While the American Legion Post 122 in Warrenton stopped serving members in 2017, the post ends its existence looking back on a 100-year history and the continuance of a post in Marthasville it helped create.
With the signing of the Armistice, Nov. 11, 1918, World War I ended and the most important thing for American soldiers was returning home. The longer they remained in France, the more restless they became. General headquarters thought something should be done to improve the moral of the troops and authorized a meeting of 20 National Guard and reserve officers to obtain recommendations. The group met in Paris, France, Feb. 16, 1919, and drafted a series of recommendations that were designed to improve the welfare of enlisted personnel of the American Expeditionary Forces (AEF) and make life more attractive while they waited for ships to take them home.
Theodore Roosevelt, one of the delegates, believed the time was right for some kind of organization for veterans. It was a critical time. Four thousand men were being demobilized from service and would need employment. Many soldiers needed hospital care.
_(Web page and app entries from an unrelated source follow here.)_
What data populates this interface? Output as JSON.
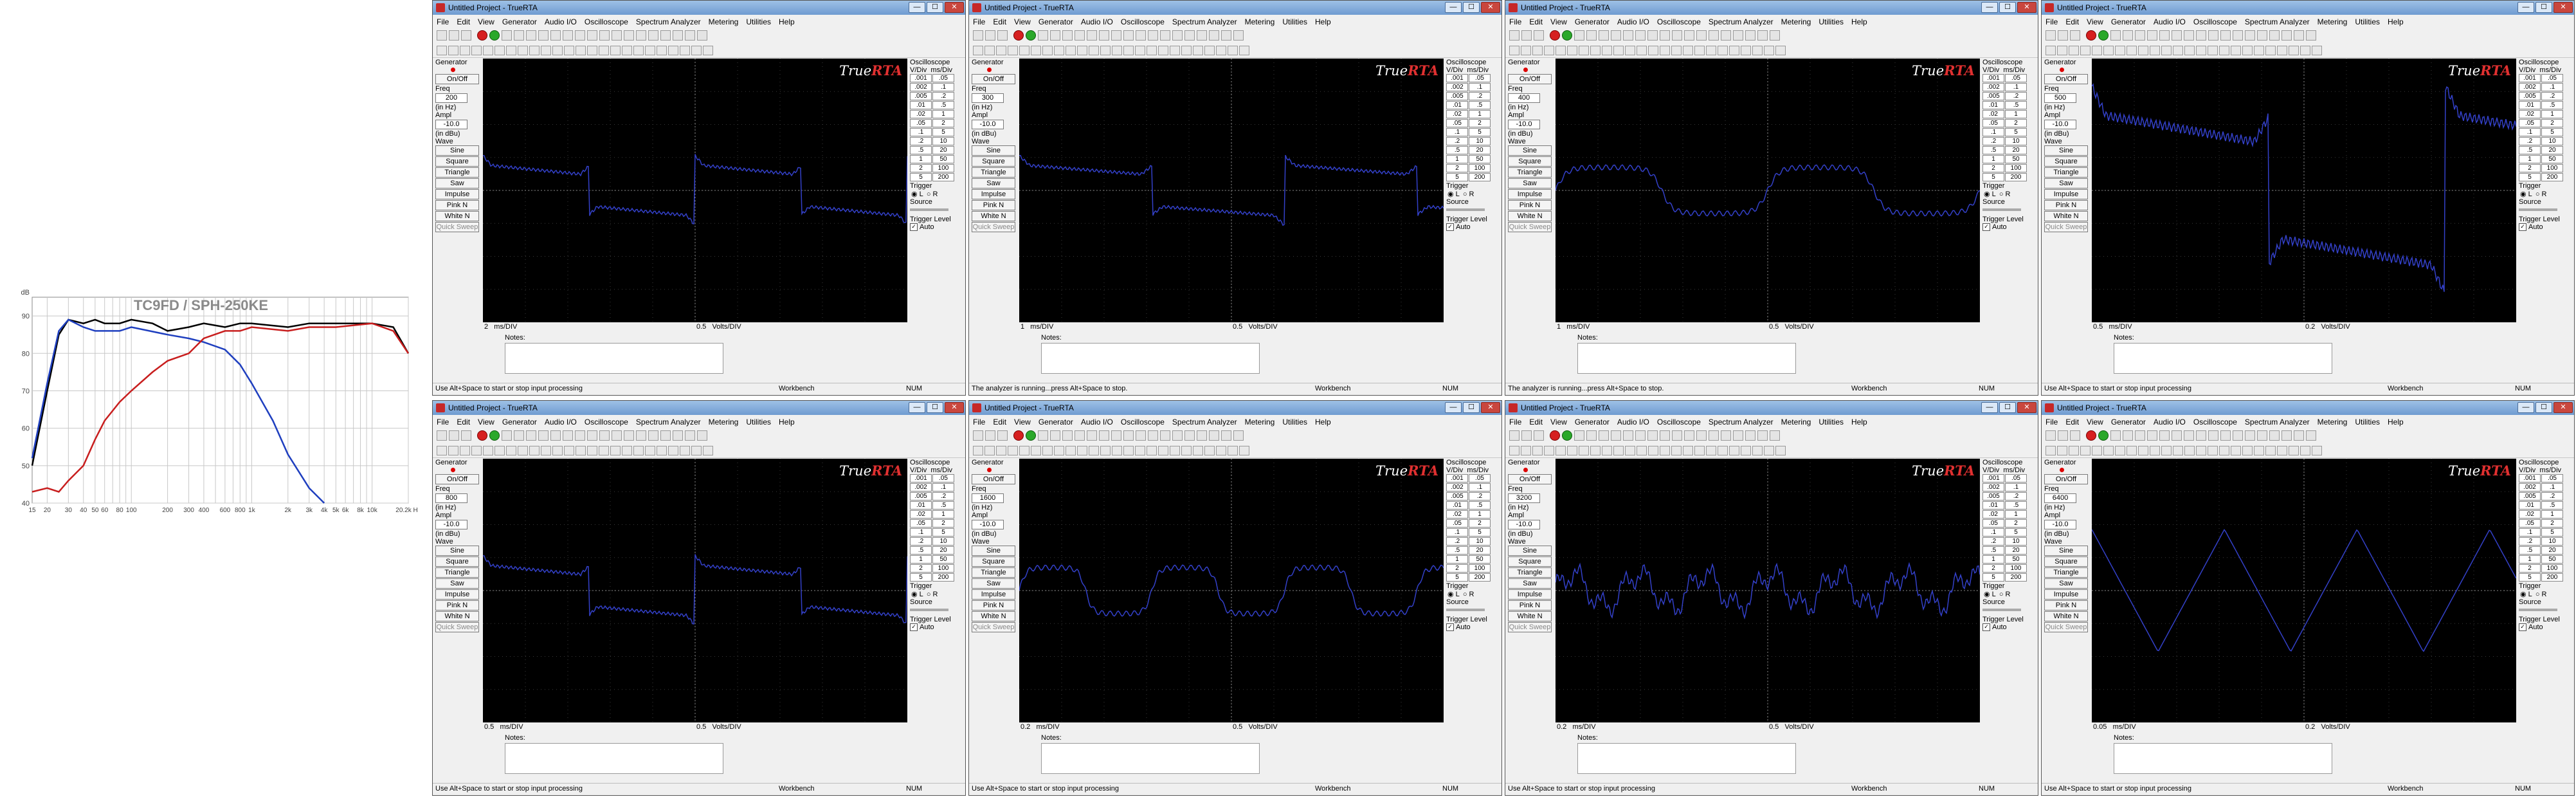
{
  "chart_data": {
    "type": "line",
    "title": "TC9FD / SPH-250KE",
    "ylabel": "dB",
    "ylim": [
      40,
      95
    ],
    "yticks": [
      40,
      50,
      60,
      70,
      80,
      90
    ],
    "xscale": "log",
    "xlim": [
      15,
      20000
    ],
    "xticks": [
      {
        "v": 15,
        "label": "15"
      },
      {
        "v": 20,
        "label": "20"
      },
      {
        "v": 30,
        "label": "30"
      },
      {
        "v": 40,
        "label": "40"
      },
      {
        "v": 50,
        "label": "50"
      },
      {
        "v": 60,
        "label": "60"
      },
      {
        "v": 80,
        "label": "80"
      },
      {
        "v": 100,
        "label": "100"
      },
      {
        "v": 200,
        "label": "200"
      },
      {
        "v": 300,
        "label": "300"
      },
      {
        "v": 400,
        "label": "400"
      },
      {
        "v": 600,
        "label": "600"
      },
      {
        "v": 800,
        "label": "800"
      },
      {
        "v": 1000,
        "label": "1k"
      },
      {
        "v": 2000,
        "label": "2k"
      },
      {
        "v": 3000,
        "label": "3k"
      },
      {
        "v": 4000,
        "label": "4k"
      },
      {
        "v": 5000,
        "label": "5k"
      },
      {
        "v": 6000,
        "label": "6k"
      },
      {
        "v": 8000,
        "label": "8k"
      },
      {
        "v": 10000,
        "label": "10k"
      },
      {
        "v": 20000,
        "label": "20.2k Hz"
      }
    ],
    "grid": true,
    "series": [
      {
        "color": "#000000",
        "points": [
          [
            15,
            50
          ],
          [
            20,
            70
          ],
          [
            25,
            85
          ],
          [
            30,
            89
          ],
          [
            40,
            88
          ],
          [
            50,
            89
          ],
          [
            60,
            88
          ],
          [
            80,
            88
          ],
          [
            100,
            89
          ],
          [
            150,
            88
          ],
          [
            200,
            86
          ],
          [
            300,
            87
          ],
          [
            400,
            88
          ],
          [
            600,
            87
          ],
          [
            800,
            88
          ],
          [
            1000,
            88
          ],
          [
            2000,
            87
          ],
          [
            3000,
            88
          ],
          [
            5000,
            88
          ],
          [
            10000,
            88
          ],
          [
            15000,
            87
          ],
          [
            20000,
            80
          ]
        ]
      },
      {
        "color": "#1f3fbf",
        "points": [
          [
            15,
            52
          ],
          [
            20,
            72
          ],
          [
            25,
            86
          ],
          [
            30,
            89
          ],
          [
            40,
            87
          ],
          [
            50,
            86
          ],
          [
            80,
            86
          ],
          [
            100,
            87
          ],
          [
            200,
            85
          ],
          [
            300,
            84
          ],
          [
            400,
            83
          ],
          [
            600,
            81
          ],
          [
            800,
            77
          ],
          [
            1000,
            72
          ],
          [
            1500,
            62
          ],
          [
            2000,
            53
          ],
          [
            3000,
            44
          ],
          [
            4000,
            40
          ]
        ]
      },
      {
        "color": "#c81e1e",
        "points": [
          [
            15,
            43
          ],
          [
            20,
            44
          ],
          [
            25,
            43
          ],
          [
            30,
            46
          ],
          [
            40,
            50
          ],
          [
            50,
            57
          ],
          [
            60,
            62
          ],
          [
            80,
            67
          ],
          [
            100,
            70
          ],
          [
            150,
            75
          ],
          [
            200,
            78
          ],
          [
            300,
            80
          ],
          [
            400,
            84
          ],
          [
            600,
            86
          ],
          [
            800,
            86
          ],
          [
            1000,
            87
          ],
          [
            2000,
            86
          ],
          [
            3000,
            87
          ],
          [
            5000,
            87
          ],
          [
            10000,
            88
          ],
          [
            15000,
            86
          ],
          [
            20000,
            80
          ]
        ]
      }
    ]
  },
  "windows": [
    {
      "title": "Untitled Project - TrueRTA",
      "freq": "200",
      "ampl": "-10.0",
      "time_div": "2",
      "time_unit": "ms/DIV",
      "volt_div": "0.5",
      "volt_unit": "Volts/DIV",
      "status": "Use Alt+Space to start or stop input processing",
      "wave": "square-rounded",
      "cycles": 2.0
    },
    {
      "title": "Untitled Project - TrueRTA",
      "freq": "300",
      "ampl": "-10.0",
      "time_div": "1",
      "time_unit": "ms/DIV",
      "volt_div": "0.5",
      "volt_unit": "Volts/DIV",
      "status": "The analyzer is running...press Alt+Space to stop.",
      "wave": "square-rounded",
      "cycles": 1.6
    },
    {
      "title": "Untitled Project - TrueRTA",
      "freq": "400",
      "ampl": "-10.0",
      "time_div": "1",
      "time_unit": "ms/DIV",
      "volt_div": "0.5",
      "volt_unit": "Volts/DIV",
      "status": "The analyzer is running...press Alt+Space to stop.",
      "wave": "square-soft",
      "cycles": 2.0
    },
    {
      "title": "Untitled Project - TrueRTA",
      "freq": "500",
      "ampl": "-10.0",
      "time_div": "0.5",
      "time_unit": "ms/DIV",
      "volt_div": "0.2",
      "volt_unit": "Volts/DIV",
      "status": "Use Alt+Space to start or stop input processing",
      "wave": "square-big",
      "cycles": 1.2
    },
    {
      "title": "Untitled Project - TrueRTA",
      "freq": "800",
      "ampl": "-10.0",
      "time_div": "0.5",
      "time_unit": "ms/DIV",
      "volt_div": "0.5",
      "volt_unit": "Volts/DIV",
      "status": "Use Alt+Space to start or stop input processing",
      "wave": "square-rounded",
      "cycles": 2.0
    },
    {
      "title": "Untitled Project - TrueRTA",
      "freq": "1600",
      "ampl": "-10.0",
      "time_div": "0.2",
      "time_unit": "ms/DIV",
      "volt_div": "0.5",
      "volt_unit": "Volts/DIV",
      "status": "Use Alt+Space to start or stop input processing",
      "wave": "square-soft",
      "cycles": 3.2
    },
    {
      "title": "Untitled Project - TrueRTA",
      "freq": "3200",
      "ampl": "-10.0",
      "time_div": "0.2",
      "time_unit": "ms/DIV",
      "volt_div": "0.5",
      "volt_unit": "Volts/DIV",
      "status": "Use Alt+Space to start or stop input processing",
      "wave": "jagged",
      "cycles": 6.4
    },
    {
      "title": "Untitled Project - TrueRTA",
      "freq": "6400",
      "ampl": "-10.0",
      "time_div": "0.05",
      "time_unit": "ms/DIV",
      "volt_div": "0.2",
      "volt_unit": "Volts/DIV",
      "status": "Use Alt+Space to start or stop input processing",
      "wave": "triangle",
      "cycles": 3.2
    }
  ],
  "menu": [
    "File",
    "Edit",
    "View",
    "Generator",
    "Audio I/O",
    "Oscilloscope",
    "Spectrum Analyzer",
    "Metering",
    "Utilities",
    "Help"
  ],
  "generator": {
    "header": "Generator",
    "on_off": "On/Off",
    "freq_label": "Freq",
    "freq_unit": "(in Hz)",
    "ampl_label": "Ampl",
    "ampl_unit": "(in dBu)",
    "wave_label": "Wave",
    "waves": [
      "Sine",
      "Square",
      "Triangle",
      "Saw",
      "Impulse",
      "Pink N",
      "White N"
    ],
    "quick_sweep": "Quick Sweep"
  },
  "scope": {
    "header": "Oscilloscope",
    "vdiv_label": "V/Div",
    "msdiv_label": "ms/Div",
    "vdiv_values": [
      ".001",
      ".002",
      ".005",
      ".01",
      ".02",
      ".05",
      ".1",
      ".2",
      ".5",
      "1",
      "2",
      "5"
    ],
    "msdiv_values": [
      ".05",
      ".1",
      ".2",
      ".5",
      "1",
      "2",
      "5",
      "10",
      "20",
      "50",
      "100",
      "200"
    ],
    "trigger_label": "Trigger",
    "trigger_l": "L",
    "trigger_r": "R",
    "source_label": "Source",
    "trigger_level_label": "Trigger Level",
    "auto_label": "Auto"
  },
  "notes_label": "Notes:",
  "brand": {
    "true": "True",
    "rta": "RTA"
  },
  "status_workbench": "Workbench",
  "status_num": "NUM",
  "window_buttons": {
    "min": "—",
    "max": "☐",
    "close": "✕"
  }
}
After a series of caucuses, including one in St. Louis, the American Legion was chartered by an act of Congress on Sept. 16, 1919.
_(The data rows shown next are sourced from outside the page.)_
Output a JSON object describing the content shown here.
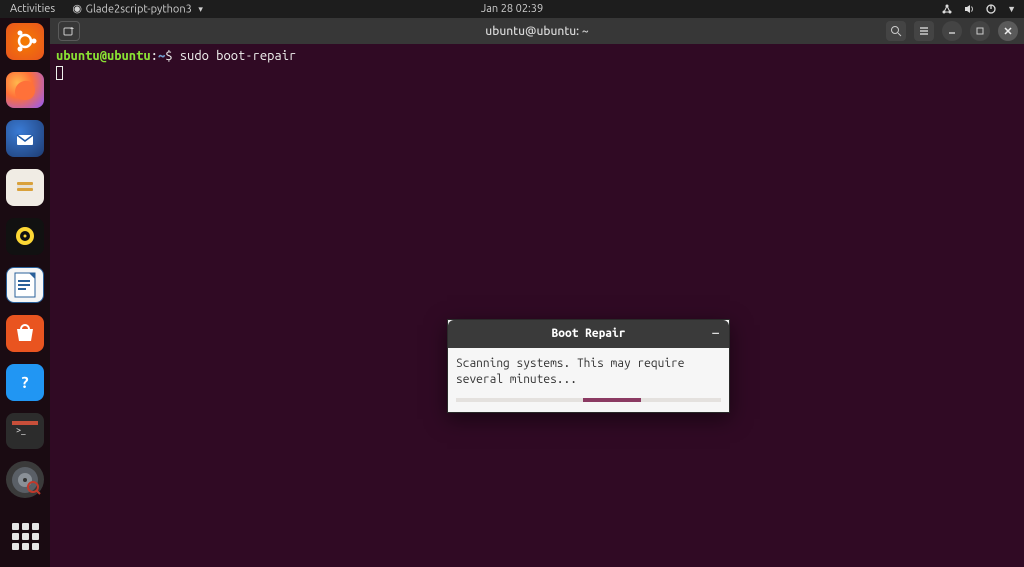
{
  "topbar": {
    "activities": "Activities",
    "app_menu": "Glade2script-python3",
    "datetime": "Jan 28  02:39"
  },
  "dock": {
    "items": [
      {
        "name": "ubuntu-dash",
        "label": "Show Applications"
      },
      {
        "name": "firefox",
        "label": "Firefox"
      },
      {
        "name": "thunderbird",
        "label": "Thunderbird"
      },
      {
        "name": "files",
        "label": "Files"
      },
      {
        "name": "rhythmbox",
        "label": "Rhythmbox"
      },
      {
        "name": "libreoffice-writer",
        "label": "LibreOffice Writer"
      },
      {
        "name": "software",
        "label": "Ubuntu Software"
      },
      {
        "name": "help",
        "label": "Help"
      },
      {
        "name": "terminal",
        "label": "Terminal"
      },
      {
        "name": "boot-repair",
        "label": "Boot Repair"
      }
    ]
  },
  "terminal": {
    "title": "ubuntu@ubuntu: ~",
    "prompt_user": "ubuntu",
    "prompt_at": "@",
    "prompt_host": "ubuntu",
    "prompt_colon": ":",
    "prompt_path": "~",
    "prompt_dollar": "$ ",
    "command": "sudo boot-repair"
  },
  "dialog": {
    "title": "Boot Repair",
    "message": "Scanning systems. This may require several minutes..."
  }
}
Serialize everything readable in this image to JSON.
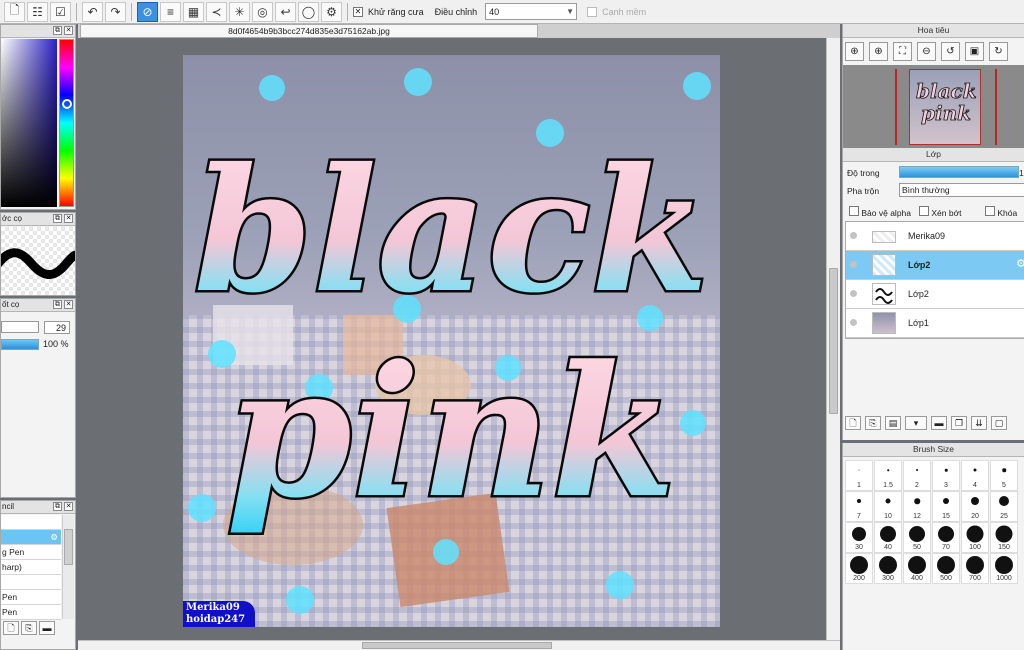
{
  "toolbar": {
    "antialias_label": "Khử răng cưa",
    "adjust_label": "Điều chỉnh",
    "adjust_value": "40",
    "edge_label": "Cạnh mềm"
  },
  "left_panels": {
    "brush_stroke_title": "ớc cọ",
    "size_title": "ốt cọ",
    "size_value": "29",
    "density_value": "100 %",
    "tool_title": "ncil",
    "tool_items": [
      "",
      "",
      "g Pen",
      "harp)",
      "",
      "Pen",
      "Pen"
    ]
  },
  "canvas": {
    "tab_title": "8d0f4654b9b3bcc274d835e3d75162ab.jpg",
    "art_line1": "black",
    "art_line2": "pink",
    "watermark_line1": "Merika09",
    "watermark_line2": "hoidap247"
  },
  "navigator": {
    "title": "Hoa tiêu",
    "thumb_line1": "black",
    "thumb_line2": "pink"
  },
  "layers": {
    "title": "Lớp",
    "opacity_label": "Độ trong",
    "opacity_value": "10",
    "blend_label": "Pha trộn",
    "blend_value": "Bình thường",
    "protect_alpha_label": "Bảo vệ alpha",
    "clipping_label": "Xén bớt",
    "lock_label": "Khóa",
    "items": [
      {
        "name": "Merika09",
        "selected": false
      },
      {
        "name": "Lớp2",
        "selected": true
      },
      {
        "name": "Lớp2",
        "selected": false
      },
      {
        "name": "Lớp1",
        "selected": false
      }
    ]
  },
  "brush_size": {
    "title": "Brush Size",
    "sizes": [
      "1",
      "1.5",
      "2",
      "3",
      "4",
      "5",
      "7",
      "10",
      "12",
      "15",
      "20",
      "25",
      "30",
      "40",
      "50",
      "70",
      "100",
      "150",
      "200",
      "300",
      "400",
      "500",
      "700",
      "1000"
    ]
  },
  "colors": {
    "accent": "#3d8fe0",
    "selection": "#7ccaf4",
    "watermark_bg": "#1010c8"
  }
}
In Warren County, in accordance with a letter from Adj. Gen. H. C. Clark of Jefferson City, temporary chairman for Missouri, ex-servicemen invited to the courthouse April 26, 1919, to select delegates to the American Legion Convention in St. Louis May 8-10, 1919. In response, 20 soldiers met at the Warren County Courthouse and formed a temporary organization in Warren County. Capt. A. W. Ebeling was chosen temporary chairman, Henny Poisse, temporary secretary, Arthur Johannaber was chosen delegate to the district convention in Mexico, Mo.
After the convention, a group of World War I veterans from Warrenton decided to start an American Legion Post, the first American Legion in Warren County. The application for that first charter was made Nov. 10-12, 1919. These are the veterans who filed:
Andrew P. Busekrus
The charter was granted for Warren County Post 122, Feb. 28, 1920. The members met in the Eisenstein building in downtown Warrenton. They purchased 2 acres of land at the edge of town on North 47. At the time, it was all land. Today, it’s where Burger King and Wendy’s are located. With Friedens Evangelical Church, now Friedens United Church of Christ, moving into a new location, the Legion made arrangements to use building materials from the old church to build the first American Legion Hall.
The hall was built by members and with help from the community. It had a full basement, a bar and a ballfield, with lights added later. Money was raised by holding dances, dinners and hall rentals. The hall had a hand-fueled coal furnace and the pipes, which froze in winter, had to thaw before functions. The floor was even less reliable. Every time the Legion had a dance, repairs were needed. Another problem arose as bricks fell from the old furnace.
The first location lost some of its land to the state highway department when it bought land in preparation for what would eventually be Interstate 70. Eventually, the building was sold and meetings were moved to Truesdale Community Hall, now Truesdale City Hall. From there they moved to 1209 East North Outer Road, and then to a location off Highway W. That would be the last in Warrenton, but a post in Marthasville is still active.
The American Legion in Warrenton helped establish the opening of the Marthasville American Legion Post. On Dec. 3, 1930, the Warren County Post came to Marthasville to hold one of its regular meetings there. Along with the meeting, they held a membership drive, a drum and bugle corps., and parade. They were invited to open a local post. They met Feb. 3, 1931, in the old Evangelical Church building and applied for a charter.
Here are the Charter members for what would become the Marthasville American Legion Post No. 180:
G.C. Johnson, MD
Edward F. Lichtenberg
H.H. Schmidt, MD
The history of the American Legion in Warren County was compiled by Wilbur Harlan, who was commander of the post in 1962-1965, 1971-1972 and 1989.
At its end, American Legion Post 122 closed its hall, also known as Beachhead Bar, in February of 2017. The Sons of the American Legion Squadron 122 stated, via Facebook, that financial issues were partly responsible for the closing.
This story was provided by the Warren County Historical Society, which is funded by donations and run by volunteers. The museum is located at 102 W. Walton in Warrenton, and is open from 10 to 4 p.m. Thursday and Friday and 1 to 4 p.m. Sunday. For more information, to attend an event or to make a donation, call 636-456-3820 or email museum@warrencountymohistory. com.